The study of conflict and its resolution has become a well-recognised academic discipline in recent years. Whilst some writers on conflict acknowledge the importance of language, there is little research in this field, beyond the recognition that certain kinds of communicative errors such as mistranslations or misunderstandings and deliberate misuse (i.e. misleading or deliberately unclear) may contribute to, or cause, conflict. Some Conflict Resolution theorists consider the communicative dimensions of conflict resolution under three headings: Interactive Dialogical and Discursive.
These discussions of communication in conflict have mostly drawn upon critical and cultural theories of discourse and hermeneutics, and have so far made little use of theories of interaction and communication and tools of analysis derived from linguistic research. There is, therefore, scope for the concepts of pragmatics, critical discourse analysis, stylistics and sociolinguistics to be exploited in the study of conflict and its resolution.
Using examples taken from different kinds of conflict, we aim to begin the process of using linguistic knowledge to understand more about conflict.
This new field of enquiry has the potential to encompass all aspects of communication and language, from face-to-face interaction to historical and cultural change in language and its impact on conflict. This workshop will explore some of the linguistic approaches that may be used to explore conflict.

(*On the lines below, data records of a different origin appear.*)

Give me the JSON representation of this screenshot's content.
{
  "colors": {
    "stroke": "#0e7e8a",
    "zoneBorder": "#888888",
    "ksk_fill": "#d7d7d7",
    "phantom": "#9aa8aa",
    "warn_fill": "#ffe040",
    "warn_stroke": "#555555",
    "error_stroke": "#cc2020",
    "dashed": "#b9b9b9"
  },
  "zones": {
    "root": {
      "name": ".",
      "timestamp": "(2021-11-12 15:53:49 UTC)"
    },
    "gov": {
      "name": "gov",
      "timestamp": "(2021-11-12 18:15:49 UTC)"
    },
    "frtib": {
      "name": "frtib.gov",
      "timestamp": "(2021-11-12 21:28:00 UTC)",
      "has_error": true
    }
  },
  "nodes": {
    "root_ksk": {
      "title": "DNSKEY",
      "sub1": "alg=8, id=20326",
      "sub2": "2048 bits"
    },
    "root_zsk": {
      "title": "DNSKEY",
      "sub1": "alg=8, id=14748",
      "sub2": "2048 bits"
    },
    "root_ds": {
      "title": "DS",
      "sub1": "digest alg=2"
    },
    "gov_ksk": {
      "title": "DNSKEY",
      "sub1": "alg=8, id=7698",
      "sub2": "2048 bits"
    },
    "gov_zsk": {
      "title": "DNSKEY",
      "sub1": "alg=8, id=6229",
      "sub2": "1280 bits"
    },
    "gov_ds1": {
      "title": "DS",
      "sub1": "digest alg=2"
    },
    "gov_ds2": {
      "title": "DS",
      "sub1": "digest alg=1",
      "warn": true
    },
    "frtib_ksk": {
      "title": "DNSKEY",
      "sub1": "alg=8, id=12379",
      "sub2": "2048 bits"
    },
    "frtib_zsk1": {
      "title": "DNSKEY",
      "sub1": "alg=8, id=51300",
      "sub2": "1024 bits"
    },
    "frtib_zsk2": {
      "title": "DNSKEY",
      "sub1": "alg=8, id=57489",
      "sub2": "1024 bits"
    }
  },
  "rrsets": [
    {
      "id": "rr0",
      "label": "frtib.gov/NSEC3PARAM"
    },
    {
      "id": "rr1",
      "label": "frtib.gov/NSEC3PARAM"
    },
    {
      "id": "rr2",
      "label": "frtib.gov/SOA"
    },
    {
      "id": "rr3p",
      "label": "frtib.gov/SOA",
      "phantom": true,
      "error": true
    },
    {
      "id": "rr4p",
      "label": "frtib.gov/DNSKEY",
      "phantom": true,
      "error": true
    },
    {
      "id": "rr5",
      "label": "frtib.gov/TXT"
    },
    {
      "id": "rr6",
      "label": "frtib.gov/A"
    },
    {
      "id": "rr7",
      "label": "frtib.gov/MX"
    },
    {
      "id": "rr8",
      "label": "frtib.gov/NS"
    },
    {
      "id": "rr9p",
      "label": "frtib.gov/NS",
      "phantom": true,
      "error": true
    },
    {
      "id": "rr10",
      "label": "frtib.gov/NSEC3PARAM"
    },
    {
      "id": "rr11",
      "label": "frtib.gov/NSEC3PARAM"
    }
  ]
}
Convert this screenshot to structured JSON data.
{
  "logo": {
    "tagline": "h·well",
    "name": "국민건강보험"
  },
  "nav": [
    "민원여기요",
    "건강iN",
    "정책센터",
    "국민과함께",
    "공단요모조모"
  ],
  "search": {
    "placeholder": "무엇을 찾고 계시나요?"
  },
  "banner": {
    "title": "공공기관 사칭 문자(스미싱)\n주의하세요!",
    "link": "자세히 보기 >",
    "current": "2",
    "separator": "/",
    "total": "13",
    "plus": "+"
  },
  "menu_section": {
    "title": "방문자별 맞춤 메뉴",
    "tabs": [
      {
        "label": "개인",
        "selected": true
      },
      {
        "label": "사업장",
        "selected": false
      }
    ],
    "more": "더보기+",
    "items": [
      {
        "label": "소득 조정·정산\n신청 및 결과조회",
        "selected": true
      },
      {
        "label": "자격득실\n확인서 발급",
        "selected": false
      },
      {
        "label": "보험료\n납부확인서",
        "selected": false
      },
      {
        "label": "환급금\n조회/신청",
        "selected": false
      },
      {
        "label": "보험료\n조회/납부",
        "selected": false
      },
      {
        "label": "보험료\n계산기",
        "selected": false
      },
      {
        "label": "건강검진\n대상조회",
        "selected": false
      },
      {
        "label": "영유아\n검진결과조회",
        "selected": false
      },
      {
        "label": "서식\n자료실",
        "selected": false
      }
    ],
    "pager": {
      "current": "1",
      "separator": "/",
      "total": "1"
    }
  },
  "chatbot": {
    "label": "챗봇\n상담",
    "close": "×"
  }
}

There will be time for discussion about how other approaches may also be used for this purpose in the future.
Session: Workshop: Language in Conflict
Friday, April 4, 2008, 15:45-17:15